Then came the pandemic-fueled “great resignation” that has created labor shortages across the United States. In health care alone, 534,000 people left their jobs in August, according to the U.S. Bureau of Labor Statistics. Some left for other jobs, but others simply quit or retired. In long-term care, such as nursing homes and assisted-living facilities, 400,000 health-care personnel have left since the pandemic began, Frogner said.
“2020 was the year of ‘Everyone to the barricades, let’s solve this national problem’,” Asin said. “And 2021 is the year of ‘If this is what it’s going to be like, I’ve got to reevaluate my life.’ "
As COVID-19 cases spiked in their areas, hospitals also have hired per diem nurses and retired nurses. In some particularly dire cases, the government sent in military and public health personnel. Massachusetts announced last month that hospitals there will reduce non-urgent procedures because of rising COVID cases and staff shortages.
The nation’s largest nurses union maintains that hospitals are suffering the consequences of the just-in-time staffing model they created to cut costs by keeping the number of full-time staff nurses as small as possible.

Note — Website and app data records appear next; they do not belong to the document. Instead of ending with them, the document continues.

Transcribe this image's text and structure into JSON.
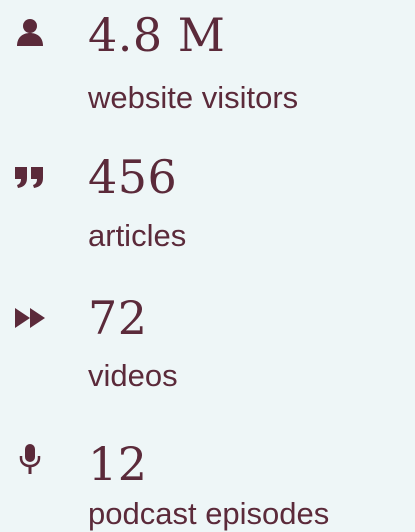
{
  "stats": [
    {
      "icon": "user-icon",
      "value": "4.8 M",
      "label": "website visitors"
    },
    {
      "icon": "quote-icon",
      "value": "456",
      "label": "articles"
    },
    {
      "icon": "fast-forward-icon",
      "value": "72",
      "label": "videos"
    },
    {
      "icon": "microphone-icon",
      "value": "12",
      "label": "podcast episodes"
    }
  ],
  "colors": {
    "background": "#eef6f7",
    "text": "#5b2a3a"
  }
}
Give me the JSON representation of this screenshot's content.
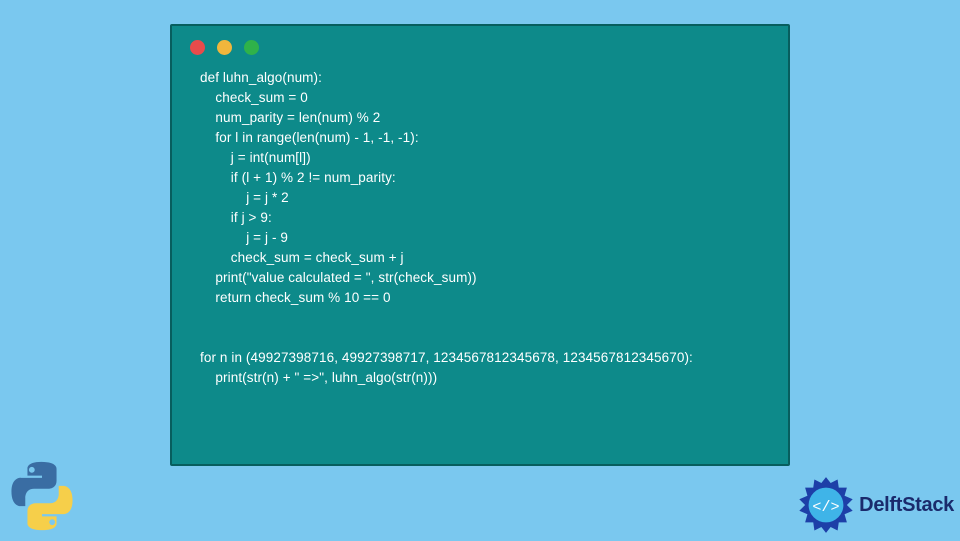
{
  "code": {
    "lines": [
      "def luhn_algo(num):",
      "    check_sum = 0",
      "    num_parity = len(num) % 2",
      "    for l in range(len(num) - 1, -1, -1):",
      "        j = int(num[l])",
      "        if (l + 1) % 2 != num_parity:",
      "            j = j * 2",
      "        if j > 9:",
      "            j = j - 9",
      "        check_sum = check_sum + j",
      "    print(\"value calculated = \", str(check_sum))",
      "    return check_sum % 10 == 0",
      "",
      "",
      "for n in (49927398716, 49927398717, 1234567812345678, 1234567812345670):",
      "    print(str(n) + \" =>\", luhn_algo(str(n)))"
    ]
  },
  "branding": {
    "site_name": "DelftStack"
  },
  "window": {
    "dots": [
      "red",
      "yellow",
      "green"
    ]
  }
}
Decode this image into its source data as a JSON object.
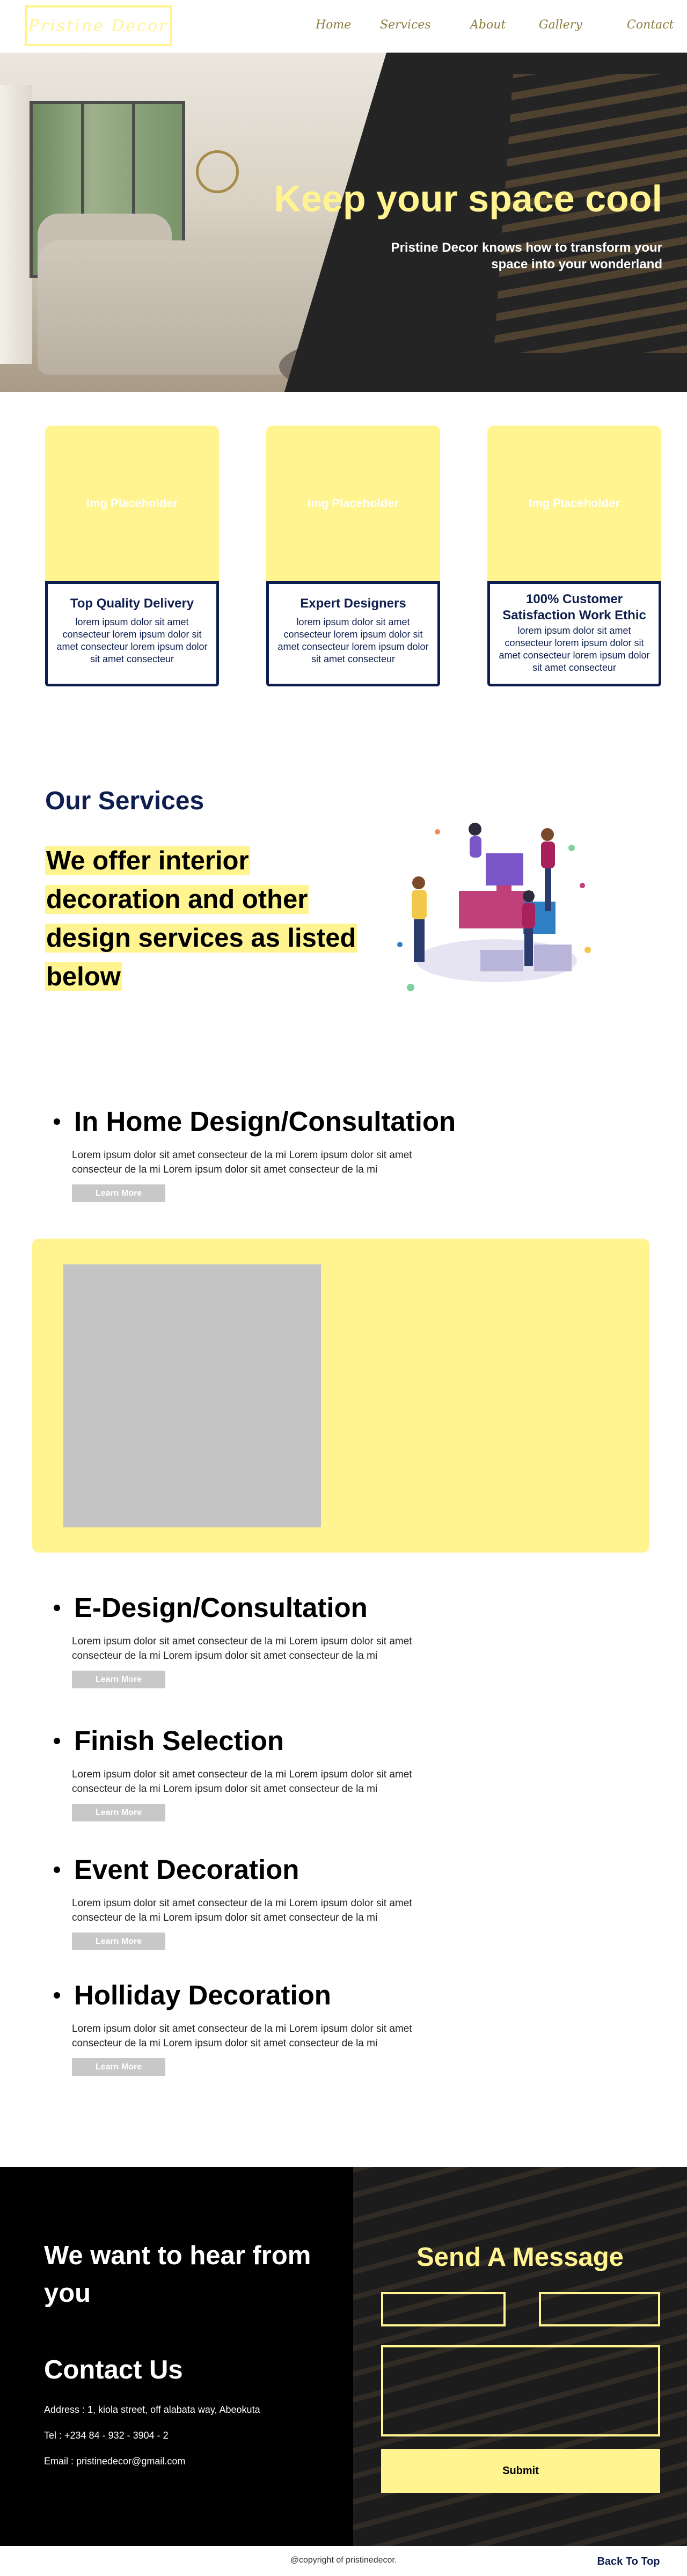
{
  "nav": {
    "logo": "Pristine Decor",
    "links": [
      "Home",
      "Services",
      "About",
      "Gallery",
      "Contact"
    ]
  },
  "hero": {
    "title": "Keep your space cool",
    "subtitle": "Pristine Decor knows how to transform your space into your wonderland"
  },
  "features": [
    {
      "placeholder": "Img Placeholder",
      "title": "Top Quality Delivery",
      "text": "lorem ipsum dolor sit amet consecteur lorem ipsum dolor sit amet consecteur lorem ipsum dolor sit amet consecteur"
    },
    {
      "placeholder": "Img Placeholder",
      "title": "Expert Designers",
      "text": "lorem ipsum dolor sit amet consecteur lorem ipsum dolor sit amet consecteur lorem ipsum dolor sit amet consecteur"
    },
    {
      "placeholder": "Img Placeholder",
      "title": "100% Customer Satisfaction Work Ethic",
      "text": "lorem ipsum dolor sit amet consecteur lorem ipsum dolor sit amet consecteur lorem ipsum dolor sit amet consecteur"
    }
  ],
  "services_intro": {
    "title": "Our Services",
    "lead": "We offer interior decoration and other design services as listed below"
  },
  "services": [
    {
      "title": "In Home Design/Consultation",
      "text": "Lorem ipsum dolor sit amet consecteur de la mi Lorem ipsum dolor sit amet consecteur de la mi Lorem ipsum dolor sit amet consecteur de la mi",
      "button": "Learn More"
    },
    {
      "title": "E-Design/Consultation",
      "text": "Lorem ipsum dolor sit amet consecteur de la mi Lorem ipsum dolor sit amet consecteur de la mi Lorem ipsum dolor sit amet consecteur de la mi",
      "button": "Learn More"
    },
    {
      "title": "Finish Selection",
      "text": "Lorem ipsum dolor sit amet consecteur de la mi Lorem ipsum dolor sit amet consecteur de la mi Lorem ipsum dolor sit amet consecteur de la mi",
      "button": "Learn More"
    },
    {
      "title": "Event Decoration",
      "text": "Lorem ipsum dolor sit amet consecteur de la mi Lorem ipsum dolor sit amet consecteur de la mi Lorem ipsum dolor sit amet consecteur de la mi",
      "button": "Learn More"
    },
    {
      "title": "Holliday Decoration",
      "text": "Lorem ipsum dolor sit amet consecteur de la mi Lorem ipsum dolor sit amet consecteur de la mi Lorem ipsum dolor sit amet consecteur de la mi",
      "button": "Learn More"
    }
  ],
  "contact": {
    "hear": "We want to hear from you",
    "title": "Contact Us",
    "address": "Address : 1, kiola street, off alabata way, Abeokuta",
    "tel": "Tel : +234 84 - 932 - 3904 - 2",
    "email": "Email : pristinedecor@gmail.com",
    "form_title": "Send A Message",
    "submit": "Submit"
  },
  "footer": {
    "copyright": "@copyright of pristinedecor.",
    "back_to_top": "Back To Top"
  },
  "colors": {
    "accent_yellow": "#fff48f",
    "navy": "#0e1f4f",
    "dark": "#000000"
  }
}
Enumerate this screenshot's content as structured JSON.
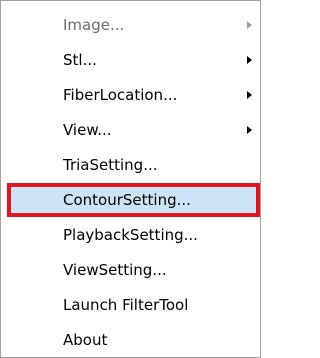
{
  "context_menu": {
    "items": [
      {
        "label": "Image...",
        "submenu": true,
        "enabled": false
      },
      {
        "label": "Stl...",
        "submenu": true,
        "enabled": true
      },
      {
        "label": "FiberLocation...",
        "submenu": true,
        "enabled": true
      },
      {
        "label": "View...",
        "submenu": true,
        "enabled": true
      },
      {
        "label": "TriaSetting...",
        "submenu": false,
        "enabled": true
      },
      {
        "label": "ContourSetting...",
        "submenu": false,
        "enabled": true,
        "highlighted": true
      },
      {
        "label": "PlaybackSetting...",
        "submenu": false,
        "enabled": true
      },
      {
        "label": "ViewSetting...",
        "submenu": false,
        "enabled": true
      },
      {
        "label": "Launch FilterTool",
        "submenu": false,
        "enabled": true
      },
      {
        "label": "About",
        "submenu": false,
        "enabled": true
      }
    ]
  },
  "colors": {
    "highlight_fill": "#cce4f7",
    "highlight_border": "#e8121d",
    "disabled_text": "#6d6d6d"
  }
}
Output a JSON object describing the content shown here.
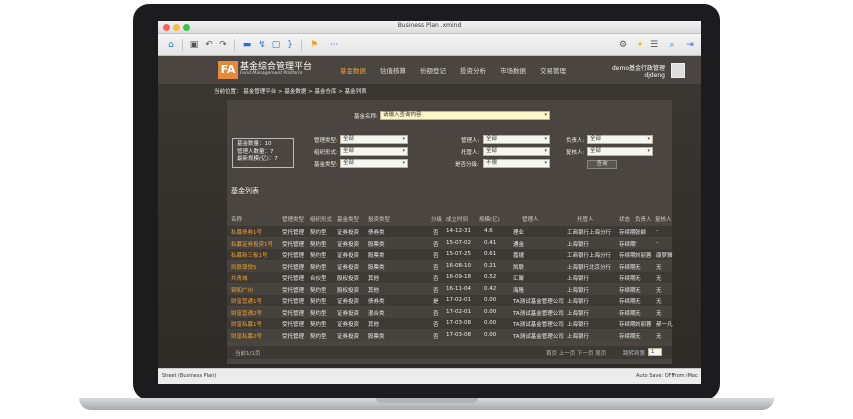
{
  "window": {
    "title": "Business Plan .xmind"
  },
  "statusbar": {
    "left": "Sheet (Business Plan)",
    "autosave": "Auto Save: OFF",
    "source": "from iMac"
  },
  "app": {
    "logo_mark": "FA",
    "logo_cn": "基金综合管理平台",
    "logo_en": "Fund Management Platform",
    "nav": [
      "基金数据",
      "估值核算",
      "份额登记",
      "投资分析",
      "市场数据",
      "交易管理"
    ],
    "user_line1": "demo基金行政管理",
    "user_line2": "djdeng"
  },
  "breadcrumb": {
    "label": "当前位置：",
    "items": [
      "基金管理平台",
      ">",
      "基金数据",
      ">",
      "基金仓库",
      ">",
      "基金列表"
    ]
  },
  "search": {
    "label": "基金名称:",
    "placeholder": "请输入查询内容"
  },
  "summary": {
    "count": "基金数量：10",
    "managers": "管理人数量：7",
    "scale": "最新规模(亿)：7"
  },
  "filters": {
    "manage_type_label": "管理类型:",
    "manage_type_value": "全部",
    "org_form_label": "组织形式:",
    "org_form_value": "全部",
    "fund_type_label": "基金类型:",
    "fund_type_value": "全部",
    "manager_label": "管理人:",
    "manager_value": "全部",
    "custodian_label": "托管人:",
    "custodian_value": "全部",
    "graded_label": "是否分级:",
    "graded_value": "不限",
    "owner_label": "负责人:",
    "owner_value": "全部",
    "reviewer_label": "复核人:",
    "reviewer_value": "全部",
    "query_button": "查询"
  },
  "section_title": "基金列表",
  "table": {
    "headers": [
      "名称",
      "管理类型",
      "组织形式",
      "基金类型",
      "投资类型",
      "分级",
      "成立时间",
      "规模(亿)",
      "管理人",
      "托管人",
      "状态",
      "负责人",
      "复核人"
    ],
    "rows": [
      [
        "私募债券1号",
        "受托管理",
        "契约型",
        "证券投资",
        "债券类",
        "否",
        "14-12-31",
        "4.6",
        "理业",
        "工商银行上海分行",
        "存续期",
        "张颖",
        "-"
      ],
      [
        "私募证券投资1号",
        "受托管理",
        "契约型",
        "证券投资",
        "股票类",
        "否",
        "15-07-02",
        "0.41",
        "通金",
        "上海银行",
        "存续期",
        "-",
        "-"
      ],
      [
        "私募新三板1号",
        "受托管理",
        "契约型",
        "证券投资",
        "股票类",
        "否",
        "15-07-25",
        "0.61",
        "嘉捷",
        "工商银行上海分行",
        "存续期",
        "刘丽蓉",
        "康梦雅"
      ],
      [
        "凯联尊悦5",
        "受托管理",
        "契约型",
        "证券投资",
        "股票类",
        "否",
        "16-08-10",
        "0.21",
        "凯联",
        "上海银行北京分行",
        "存续期",
        "无",
        "无"
      ],
      [
        "共青城",
        "受托管理",
        "合伙型",
        "股权投资",
        "其他",
        "否",
        "16-09-18",
        "0.52",
        "汇聚",
        "上海银行",
        "存续期",
        "无",
        "无"
      ],
      [
        "铜和广州",
        "受托管理",
        "契约型",
        "股权投资",
        "其他",
        "否",
        "16-11-04",
        "0.42",
        "海隆",
        "上海银行",
        "存续期",
        "无",
        "无"
      ],
      [
        "财富营通1号",
        "受托管理",
        "契约型",
        "证券投资",
        "债券类",
        "是",
        "17-02-01",
        "0.00",
        "TA测试基金管理公司",
        "上海银行",
        "存续期",
        "无",
        "无"
      ],
      [
        "财富营通2号",
        "受托管理",
        "契约型",
        "证券投资",
        "混合类",
        "否",
        "17-02-01",
        "0.00",
        "TA测试基金管理公司",
        "上海银行",
        "存续期",
        "无",
        "无"
      ],
      [
        "财富私募1号",
        "受托管理",
        "契约型",
        "证券投资",
        "其他",
        "否",
        "17-03-08",
        "0.00",
        "TA测试基金管理公司",
        "上海银行",
        "存续期",
        "刘丽蓉",
        "郝一凡"
      ],
      [
        "财富私募2号",
        "受托管理",
        "契约型",
        "证券投资",
        "股票类",
        "否",
        "17-03-08",
        "0.00",
        "TA测试基金管理公司",
        "上海银行",
        "存续期",
        "无",
        "无"
      ]
    ]
  },
  "pagination": {
    "info": "当前1/1页",
    "nav": "首页 上一页 下一页 尾页",
    "goto": "跳转到第",
    "page": "1"
  }
}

“This current staffing crisis is one of the hospital industry’s making,” Deborah Burger, president of National Nurses United, said in a written statement. “They need to take a long hard look at how their treatment of permanent staff and exploitation of the nursing ethos has inevitably led to this unsustainable model of staffing hospitals.”
In the current crisis, these conditions have led to charges that travel companies are gouging hospitals. If there are staff shortages, hospitals must close beds. Four members of Congress last month asked Jeffrey Zients, the White House’s COVID-19 response team coordinator, to look at the issue, and in February the American Hospital Association complained to the Federal Trade Commission.
“The rates that are being paid and the amounts the nurses are making are frequently out of line with physicians,” Kahn said. “Those companies that have those nurses are in a position to gouge and leverage. I don’t think that can continue forever.”
Hospitals have been able to use government COVID relief funds to pay some of their expenses, but that may not always be the case, said the American Hospital Association’s Demehin.
Valdez of Ingenovis Health responded that “if you need the nurses to support patients and you need them there immediately, you’re going to have to pay to get them there, because they have so many different opportunities. It’s a high number, I recognize that. But it’s a higher cost not to get the services to the patients.”
Stow said he occasionally sees the conflict firsthand when he is working side by side with staff nurses, performing the same tasks for vastly greater pay.
“With any population of people you’ll get a couple here and there . . . They might show it a little bit and they might treat you a little differently,” he said.
“I think most of the nurses that you work with, they realize we’re not what caused this. We’re, as of right now, kind of a Band-Aid for the situation.”